If you can train yourself to listen—to pay attention to where you are now and to what you are doing in this moment, you will become a cherished friend, a sought-after mentor, a supportive colleague, and an exemplar of the qualities that define the best of humanity


Adapted from speeches by Dr. John Stegeman, Head of Upper School

Each year, four seniors receive awards inspired by our four mission points:
Think Critically, Act Responsibly, Lead Compassionately, and Innovate Wisely.

The Critical Thinking Award is presented to the member of the graduating class whose keen appreciation for ideas and willingness to promote intellectual discussion enlivens our classrooms and hallways on a daily basis. One teacher wrote that Lexi Scheuing “is hardworking, dedicated to the causes about which she is passionate, and  mature beyond her years. She puts 100% effort into every project she tackles.” Another teacher adds, “Lexi…is the student you want in your classroom—in person or online. She loves being there, loves to engage with the material, and loves to connect with her teachers and fellow students. She is unfailingly positive, laughs freely, asks questions that other students are embarrassed to ask, breaks silences, vocally supports other students for their participation, plays games with enthusiasm, contributes meaningfully to small group discussions, and in every way elevates the learning experience for everyone in the room.”

The Responsible Action Award is presented to the member of the graduating class who in both quiet, unseen actions and courageous public moments demonstrates a consistent, sincere regard for the community. Mattia da Fieno’s love for the EPS community shines through everything he does. He is often the first student to arrive in the room (physical or virtual) and always greets the teacher with a sincere “hello, how are you?” (or in some cases, “hola, ¿cómo estás?”) One teacher wrote, “Mattia is kind, in the truest sense of the word. He is not just surface-level nice, he acts with a sense of responsibility to all in his class and expresses an understanding that we are a community.”
Peers agreed, adding, “he always cares about each individual person.” Another recalled that Mattia “was among the first to introduce me to the EPS community. He definitely embodies the ideals of this award.”

The Compassionate Leadership Award is presented to the member of the graduating class whose actions consistently reflect the importance of personal responsibility and compassion for others, setting an example for all to follow. Eliana Swai is the embodiment of compassionate leadership. One teacher noted, “Eliana seeks to create a  more equitable, inclusive, kind, and innovative world. She does so with grace and a steadfast compass of truth striving to see the best in others.” Another added, “Eliana has tirelessly dedicated herself to ensuring that equity and inclusion remain at the forefront of the EPS agenda, and she does all this with a calm perseverance and willingness to
listen to the views of others.” Her peers mentioned her contributions to the school community and her leadership abilities. One noted, “She is deeply committed to EPS and works hard every day to make it as safe and welcoming a place as possible.”

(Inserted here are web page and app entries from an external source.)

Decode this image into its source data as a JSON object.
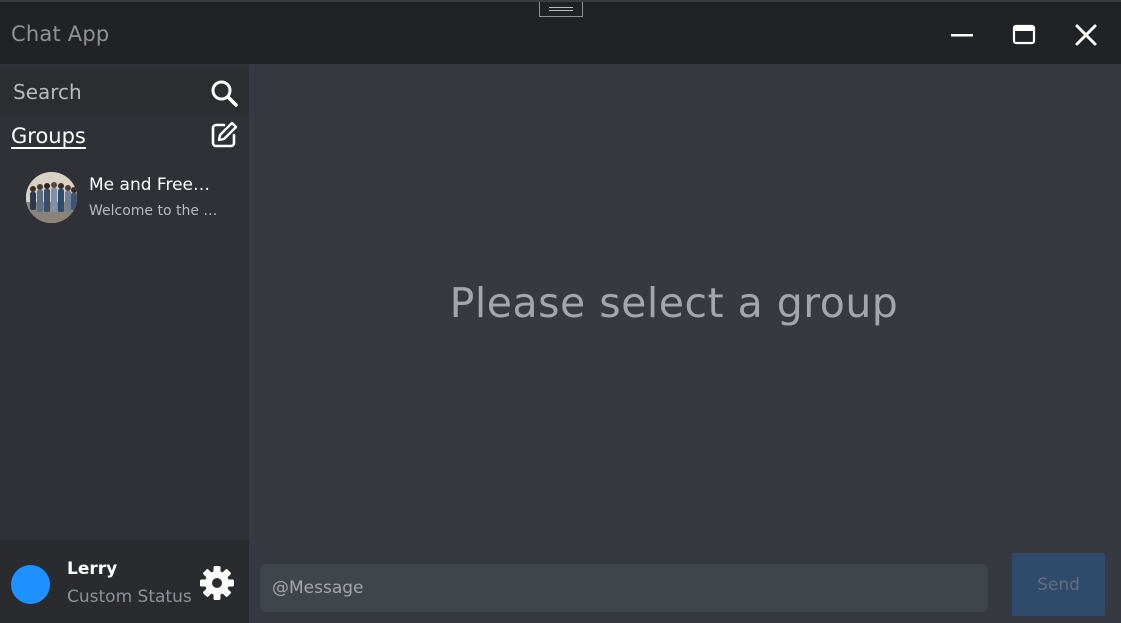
{
  "window": {
    "title": "Chat App",
    "controls": {
      "minimize": "minimize-icon",
      "maximize": "maximize-icon",
      "close": "close-icon"
    }
  },
  "sidebar": {
    "search": {
      "placeholder": "Search",
      "icon": "search-icon"
    },
    "groups": {
      "title": "Groups",
      "compose_icon": "compose-icon",
      "items": [
        {
          "name": "Me and Freeman",
          "preview": "Welcome to the group",
          "avatar": "group-photo"
        }
      ]
    },
    "user": {
      "name": "Lerry",
      "status": "Custom Status",
      "avatar_color": "#1e90ff",
      "settings_icon": "gear-icon"
    }
  },
  "main": {
    "empty_state": "Please select a group",
    "composer": {
      "placeholder": "@Message",
      "value": "",
      "send_label": "Send"
    }
  },
  "colors": {
    "titlebar": "#202225",
    "sidebar": "#2f3136",
    "main": "#36393f",
    "input": "#40444b",
    "send_button": "#2f4a6b",
    "user_avatar": "#1e90ff"
  }
}
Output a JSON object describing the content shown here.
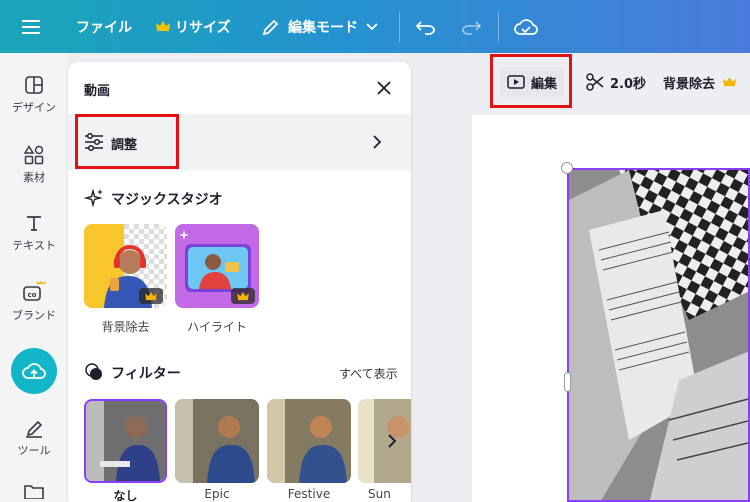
{
  "topbar": {
    "file_label": "ファイル",
    "resize_label": "リサイズ",
    "edit_mode_label": "編集モード"
  },
  "rail": {
    "items": [
      {
        "label": "デザイン"
      },
      {
        "label": "素材"
      },
      {
        "label": "テキスト"
      },
      {
        "label": "ブランド"
      },
      {
        "label": "ツール"
      }
    ]
  },
  "panel": {
    "title": "動画",
    "adjust_label": "調整",
    "magic_studio_title": "マジックスタジオ",
    "magic_items": [
      {
        "label": "背景除去"
      },
      {
        "label": "ハイライト"
      }
    ],
    "filter_title": "フィルター",
    "show_all_label": "すべて表示",
    "filters": [
      {
        "label": "なし"
      },
      {
        "label": "Epic"
      },
      {
        "label": "Festive"
      },
      {
        "label": "Sun"
      }
    ]
  },
  "context_bar": {
    "edit_label": "編集",
    "duration_label": "2.0秒",
    "bg_remove_label": "背景除去"
  },
  "colors": {
    "accent": "#8b3dff",
    "highlight": "#e11212",
    "upload": "#13b5c8",
    "crown": "#f5b400"
  }
}
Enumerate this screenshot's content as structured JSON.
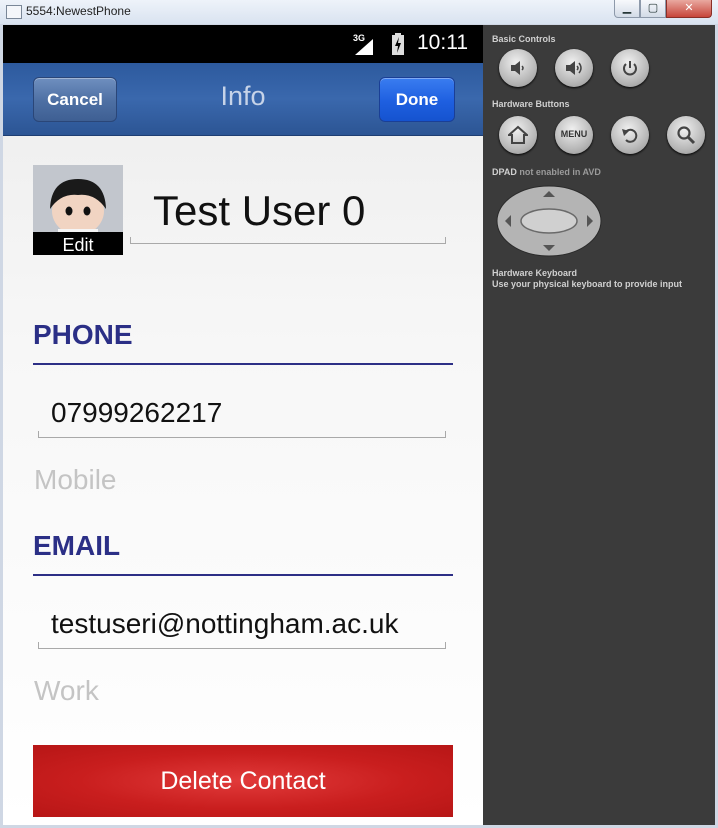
{
  "window": {
    "title": "5554:NewestPhone"
  },
  "status_bar": {
    "network": "3G",
    "time": "10:11"
  },
  "nav": {
    "cancel_label": "Cancel",
    "title": "Info",
    "done_label": "Done"
  },
  "contact": {
    "avatar_edit_label": "Edit",
    "name": "Test User 0",
    "phone_header": "PHONE",
    "phone_value": "07999262217",
    "phone_type": "Mobile",
    "email_header": "EMAIL",
    "email_value": "testuseri@nottingham.ac.uk",
    "email_type": "Work",
    "delete_label": "Delete Contact"
  },
  "controls": {
    "basic_label": "Basic Controls",
    "hardware_label": "Hardware Buttons",
    "menu_label": "MENU",
    "dpad_label": "DPAD",
    "dpad_note": "not enabled in AVD",
    "keyboard_label": "Hardware Keyboard",
    "keyboard_note": "Use your physical keyboard to provide input",
    "buttons": [
      "volume-down-icon",
      "volume-up-icon",
      "power-icon",
      "home-icon",
      "menu-icon",
      "back-icon",
      "search-icon"
    ]
  },
  "colors": {
    "nav_bar": "#2d5a9e",
    "done_button": "#1e5fe0",
    "section_header": "#2b2f86",
    "delete_button": "#c91e1e",
    "panel_bg": "#3b3b3b"
  }
}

The Wise Innovation Award is presented to the member of the graduating class whose creativity, curiosity, and contributions illuminate new possibilities and inspire others to similar exploration. Of Kenneth Yang, one faculty member wrote, “He continues to amaze me in my interactions with him. Kenneth was the driving force for making a video game that was submitted to Microsoft, and his mentor was amazed at the creativity and approach. The amazing thing is, he is still very humble about his ability, which just makes him that much more awesome.” His classmates recognize Kenneth’s contributions similarly. “I can’t think of anyone who thinks as deeply and brings as many different questions to the table,” one peer wrote. “He’s always challenging himself and others to better understand the world.” Another commented, “He always seems eager to create and invent new things. He takes innovation to a new level.”